## What you have to do
Reproduce all records below exactly.
(Data records)
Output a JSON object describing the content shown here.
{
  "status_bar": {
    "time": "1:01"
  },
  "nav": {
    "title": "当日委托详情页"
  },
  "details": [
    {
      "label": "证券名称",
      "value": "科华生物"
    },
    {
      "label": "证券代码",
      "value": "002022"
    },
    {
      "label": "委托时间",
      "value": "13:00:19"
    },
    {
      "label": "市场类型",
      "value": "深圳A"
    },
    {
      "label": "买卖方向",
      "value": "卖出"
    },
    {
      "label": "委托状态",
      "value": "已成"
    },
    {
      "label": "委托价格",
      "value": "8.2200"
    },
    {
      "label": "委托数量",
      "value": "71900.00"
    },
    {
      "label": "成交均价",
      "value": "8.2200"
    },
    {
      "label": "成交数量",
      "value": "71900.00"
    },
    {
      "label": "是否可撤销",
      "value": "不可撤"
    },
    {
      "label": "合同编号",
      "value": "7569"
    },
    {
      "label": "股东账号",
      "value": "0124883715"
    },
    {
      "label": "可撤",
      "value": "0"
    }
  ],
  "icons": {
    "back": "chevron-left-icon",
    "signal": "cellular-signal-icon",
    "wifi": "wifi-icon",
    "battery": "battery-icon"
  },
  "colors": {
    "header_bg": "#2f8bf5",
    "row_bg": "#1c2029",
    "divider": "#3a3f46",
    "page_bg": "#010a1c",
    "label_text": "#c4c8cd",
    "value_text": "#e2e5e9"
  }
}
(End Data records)
## Solved problem
Output a JSON object describing the content shown here.
{
  "status_bar": {
    "time": "1:01"
  },
  "nav": {
    "title": "当日委托详情页"
  },
  "details": [
    {
      "label": "证券名称",
      "value": "科华生物"
    },
    {
      "label": "证券代码",
      "value": "002022"
    },
    {
      "label": "委托时间",
      "value": "13:00:19"
    },
    {
      "label": "市场类型",
      "value": "深圳A"
    },
    {
      "label": "买卖方向",
      "value": "卖出"
    },
    {
      "label": "委托状态",
      "value": "已成"
    },
    {
      "label": "委托价格",
      "value": "8.2200"
    },
    {
      "label": "委托数量",
      "value": "71900.00"
    },
    {
      "label": "成交均价",
      "value": "8.2200"
    },
    {
      "label": "成交数量",
      "value": "71900.00"
    },
    {
      "label": "是否可撤销",
      "value": "不可撤"
    },
    {
      "label": "合同编号",
      "value": "7569"
    },
    {
      "label": "股东账号",
      "value": "0124883715"
    },
    {
      "label": "可撤",
      "value": "0"
    }
  ],
  "icons": {
    "back": "chevron-left-icon",
    "signal": "cellular-signal-icon",
    "wifi": "wifi-icon",
    "battery": "battery-icon"
  },
  "colors": {
    "header_bg": "#2f8bf5",
    "row_bg": "#1c2029",
    "divider": "#3a3f46",
    "page_bg": "#010a1c",
    "label_text": "#c4c8cd",
    "value_text": "#e2e5e9"
  }
}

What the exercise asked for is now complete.